**ASSIGNMENT**
Pull every line that holds the word "idosp" from the entries.

**TASK INPUTS**

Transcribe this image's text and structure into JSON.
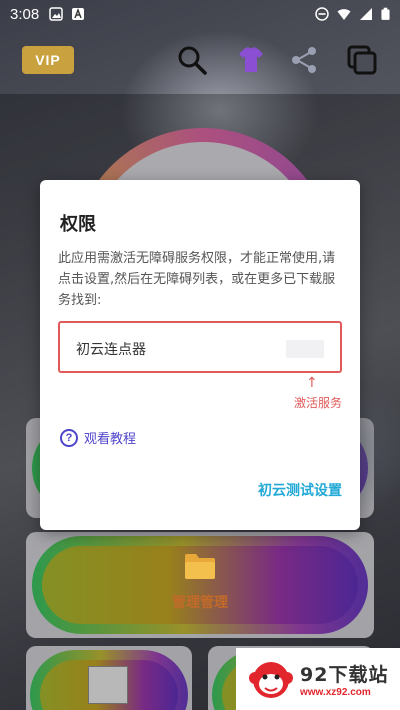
{
  "status_bar": {
    "time": "3:08"
  },
  "toolbar": {
    "vip_label": "VIP"
  },
  "dialog": {
    "title": "权限",
    "message": "此应用需激活无障碍服务权限，才能正常使用,请点击设置,然后在无障碍列表，或在更多已下载服务找到:",
    "service_name": "初云连点器",
    "arrow": "↑",
    "activate_hint": "激活服务",
    "tutorial_label": "观看教程",
    "help_glyph": "?",
    "test_settings_label": "初云测试设置"
  },
  "background": {
    "files_label": "管理管理"
  },
  "watermark": {
    "title": "92下载站",
    "url": "www.xz92.com"
  },
  "colors": {
    "accent_red": "#e05a5a",
    "link_blue": "#22a9d6",
    "tutorial_purple": "#4f45c9",
    "vip_gold": "#c9a13f"
  }
}
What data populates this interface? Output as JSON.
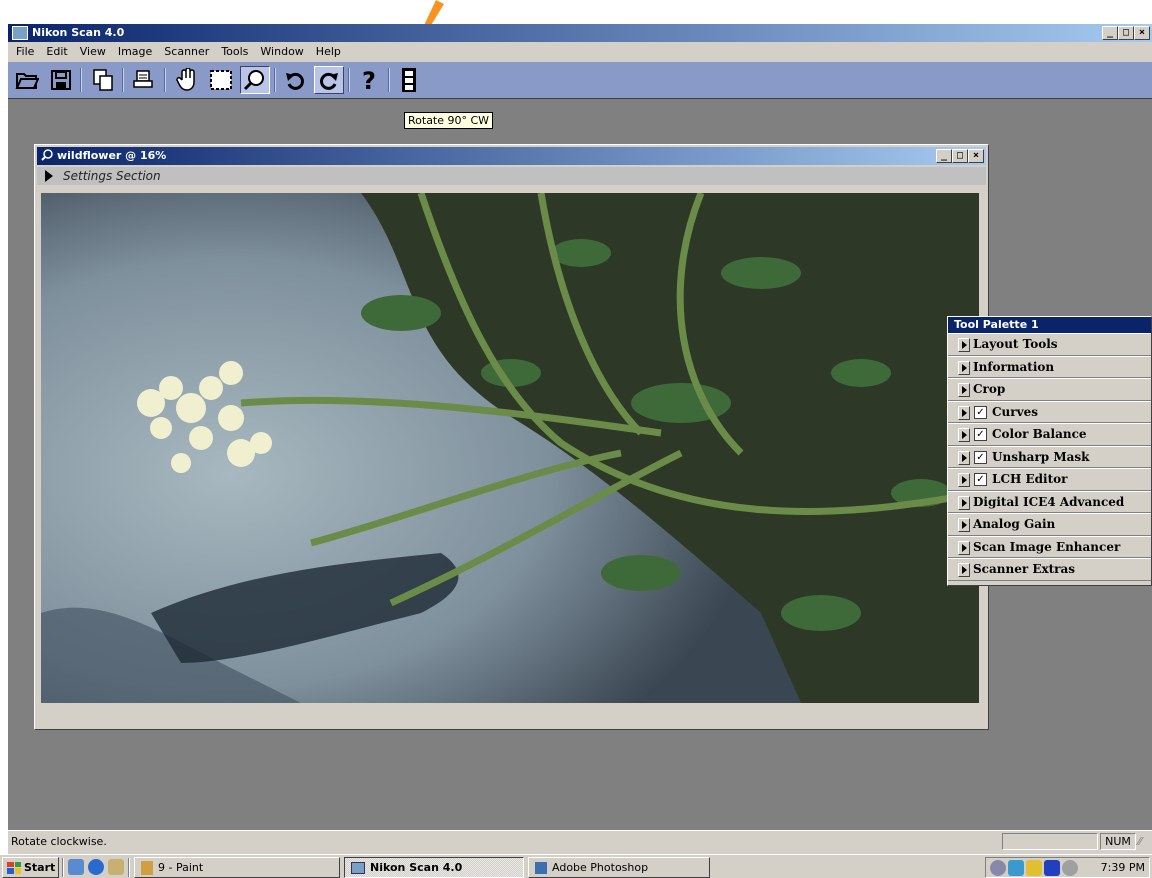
{
  "app": {
    "title": "Nikon Scan 4.0",
    "window_buttons": [
      "_",
      "□",
      "×"
    ]
  },
  "menu": [
    "File",
    "Edit",
    "View",
    "Image",
    "Scanner",
    "Tools",
    "Window",
    "Help"
  ],
  "toolbar": {
    "icons": [
      "open-folder-icon",
      "save-icon",
      "copy-icon",
      "print-icon",
      "hand-tool-icon",
      "marquee-icon",
      "zoom-icon",
      "rotate-ccw-icon",
      "rotate-cw-icon",
      "help-icon",
      "filmstrip-icon"
    ],
    "tooltip": "Rotate 90° CW"
  },
  "document": {
    "title": "wildflower @ 16%",
    "settings_label": "Settings Section"
  },
  "palette": {
    "title": "Tool Palette 1",
    "items": [
      {
        "label": "Layout Tools",
        "checked": false
      },
      {
        "label": "Information",
        "checked": false
      },
      {
        "label": "Crop",
        "checked": false
      },
      {
        "label": "Curves",
        "checked": true
      },
      {
        "label": "Color Balance",
        "checked": true
      },
      {
        "label": "Unsharp Mask",
        "checked": true
      },
      {
        "label": "LCH Editor",
        "checked": true
      },
      {
        "label": "Digital ICE4 Advanced",
        "checked": false
      },
      {
        "label": "Analog Gain",
        "checked": false
      },
      {
        "label": "Scan Image Enhancer",
        "checked": false
      },
      {
        "label": "Scanner Extras",
        "checked": false
      }
    ],
    "check_mark": "✓"
  },
  "status": {
    "text": "Rotate clockwise.",
    "num": "NUM"
  },
  "taskbar": {
    "start": "Start",
    "tasks": [
      "9 - Paint",
      "Nikon Scan 4.0",
      "Adobe Photoshop"
    ],
    "clock": "7:39 PM"
  },
  "colors": {
    "title_active": "#0a246a",
    "toolbar_bg": "#8a9ac8",
    "workspace": "#808080",
    "annotation_arrow": "#f7931e"
  }
}
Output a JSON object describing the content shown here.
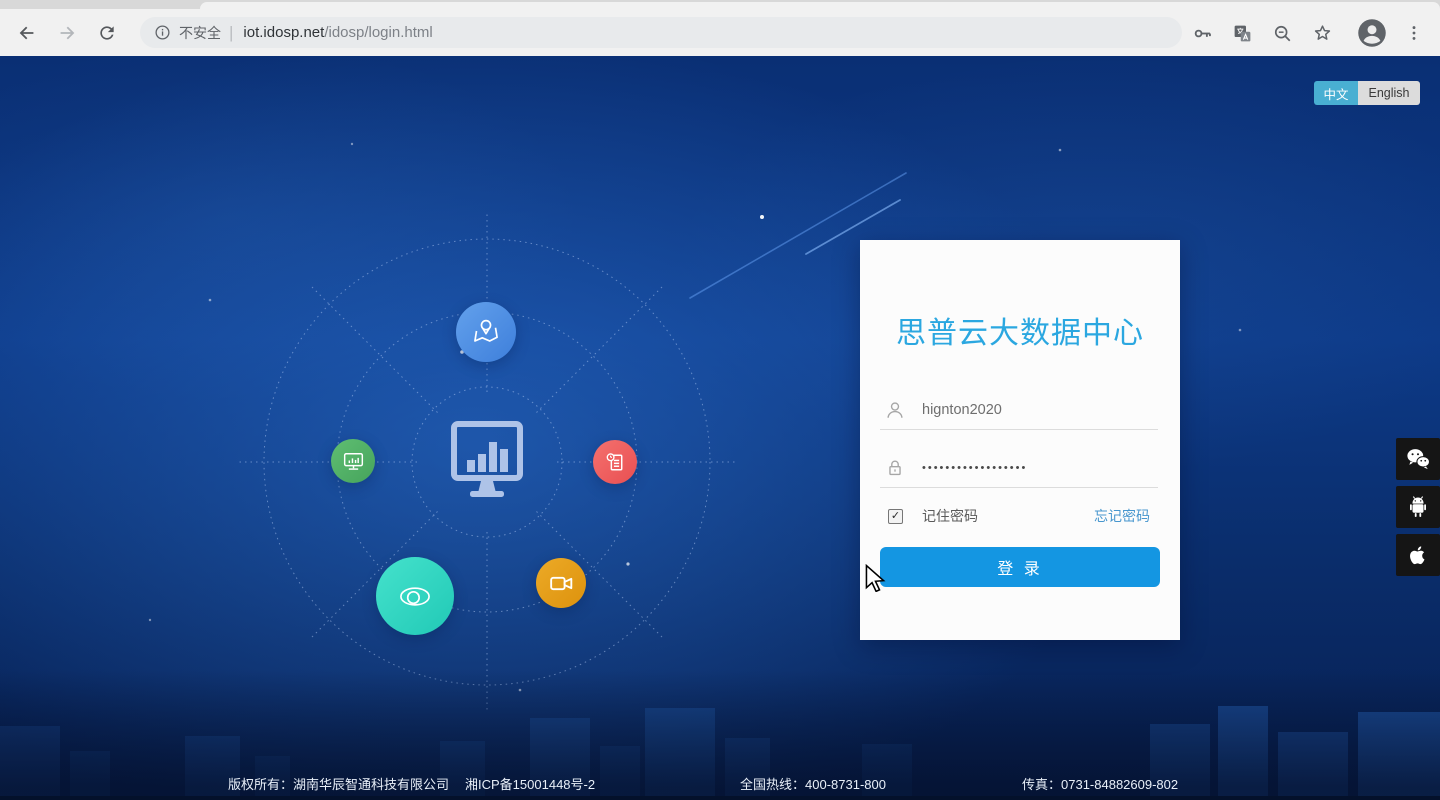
{
  "browser": {
    "security_label": "不安全",
    "separator": "|",
    "url_host": "iot.idosp.net",
    "url_path": "/idosp/login.html"
  },
  "language_toggle": {
    "chinese_label": "中文",
    "english_label": "English",
    "active": "chinese"
  },
  "login": {
    "title": "思普云大数据中心",
    "username_value": "hignton2020",
    "password_mask": "••••••••••••••••••",
    "remember_label": "记住密码",
    "remember_checked": "✓",
    "forgot_password_label": "忘记密码",
    "login_button_label": "登 录"
  },
  "footer": {
    "copyright": "版权所有：湖南华辰智通科技有限公司",
    "icp": "湘ICP备15001448号-2",
    "hotline": "全国热线：400-8731-800",
    "fax": "传真：0731-84882609-802"
  },
  "side_apps": [
    "wechat",
    "android",
    "apple"
  ],
  "diagram": {
    "center_icon": "dashboard-monitor",
    "nodes": [
      "map-location",
      "device-monitor",
      "report-document",
      "eye-monitoring",
      "video-camera"
    ]
  },
  "colors": {
    "accent_button": "#1496E2",
    "title_cyan": "#2BA7E0",
    "toggle_active": "#49AFD2",
    "node_blue": "#4E8FE0",
    "node_green": "#54B368",
    "node_red": "#F15E5E",
    "node_teal": "#2FD9C4",
    "node_orange": "#E49C16",
    "page_bg": "#0D3A88"
  }
}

**TASK RESULT**
    "url_host": "iot.idosp.net",
    "url_path": "/idosp/login.html"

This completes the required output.